One of my pet peeves in marketing is when someone violates the old adage “Never badmouth the competition”. Now, that normally refers to someone or some company that sells a similar product that you are selling and you want to get that sale so badly that you will slur the quality, integrity or some other adjective of that competitor. Bad move. But what about slamming your competitor’s customers? Is that above board? Well according to Planet Fitness, it is A-OK to make fun of the other gym’s members, and in fact, they go a step further by stating that no “Lunks” are allowed in their gym!
What the heck is a Lunk? Well, based on their advertising, I seem to be one. Not to the extreme that they depict in their commercials (I hope!), but I am a serious lifter who is much larger, more muscular, and lifts much heavier weights than the average seat warmer at your local gym. I am no Mr. Universe, but I do grunt occasionally when lifting a very heavy weight. I may have even used offensive language a time or two over my 40 years of weight training when a lift did not go my way. Mercy, call the Lunk police!
Anyway, Planet Fitness feels that they can attract the not so muscularly inclined and the hoarders of excess calories to their facilities by mocking the more serious, perhaps more intense, clientele that they feel intimidate their target market. Is that a good move? Let’s take a look. The first step of the Four Step Marketing process is to create a USP (Unique Selling Proposition). Basically, define a reason why someone should do business with your company. What do you do that is special. What is unique about your company that sets it apart from all of the rest. Is refusing to do business with a certain class of “losers” a special or unique quality that sets you apart? I would hate to think so.

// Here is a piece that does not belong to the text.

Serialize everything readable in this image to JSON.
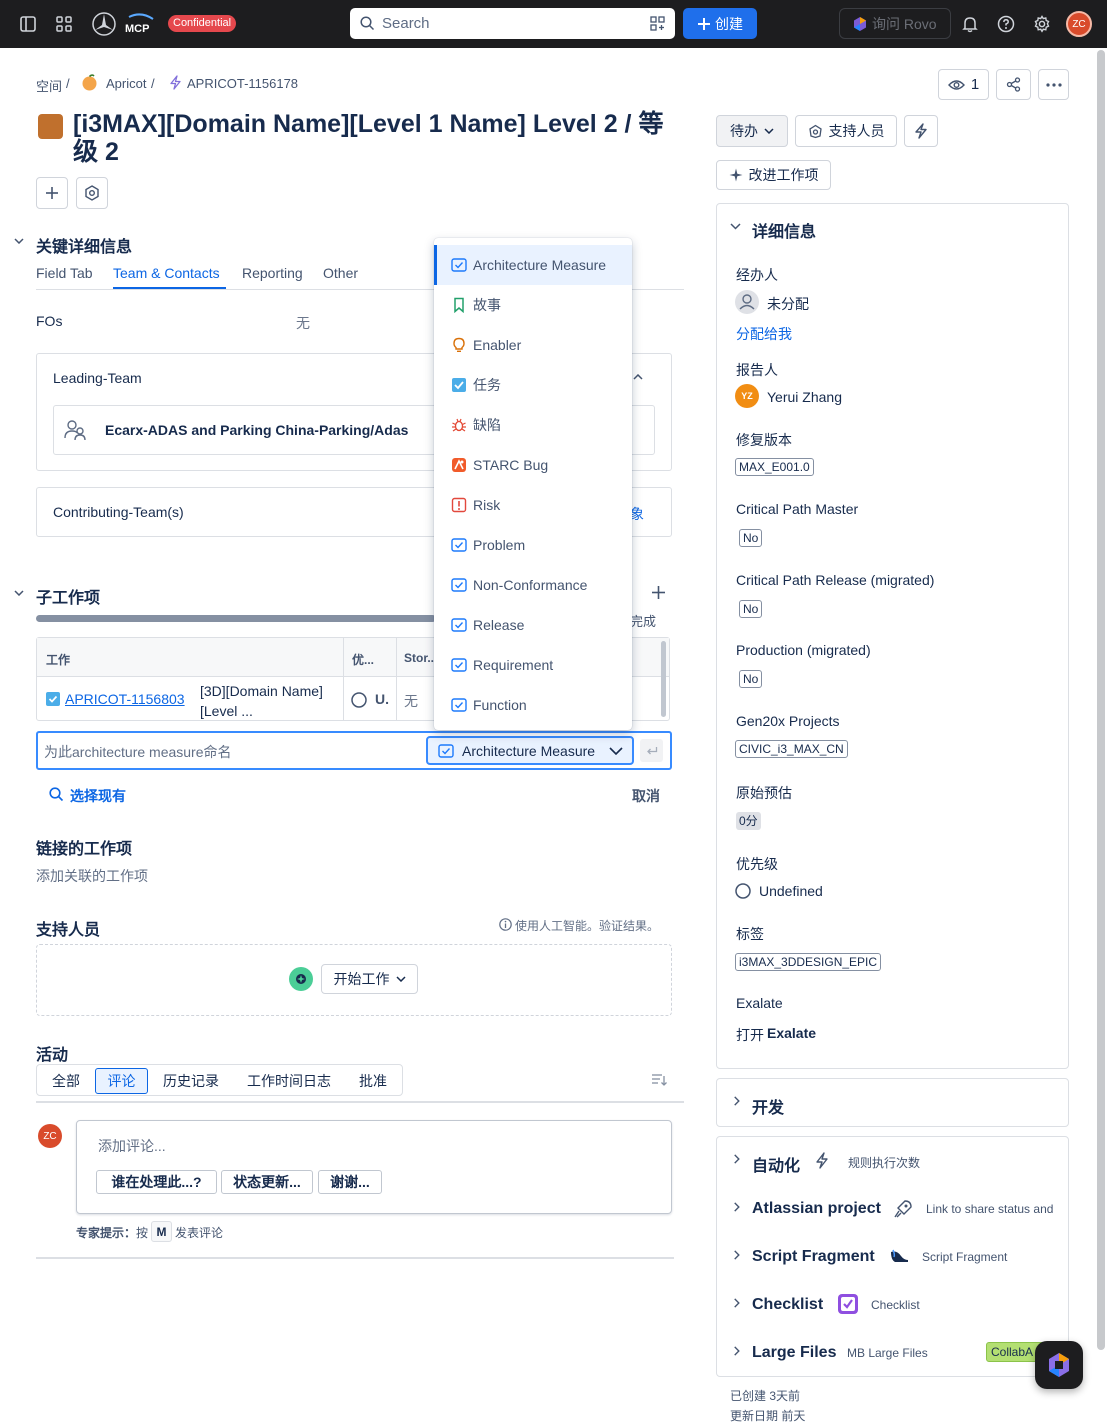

I think Planet Fitness would be much more effective in their advertising if they presented their facilities as low key training environments that catered to the less intense weight trainers (USP). They would by in large only attract the type of clientele that they are looking for, and the Lunks would would be drawn to where the other Lunks train, which are more hard core gyms. And although Planet Fitness’ current campaign may draw the more timid lifters, it also antagonizes the more serious lifters, and as I mentioned, I am one. A lot of my compatriots feel that Planet Fitness is ridiculing the sport they love, and that, no matter what your intention, is bad for business. I for one would go out of my way to dissuade a new lifter from going to Planet Fitness. And I have heard others voice the same sentiment, many in print. Nothing special or unique about that.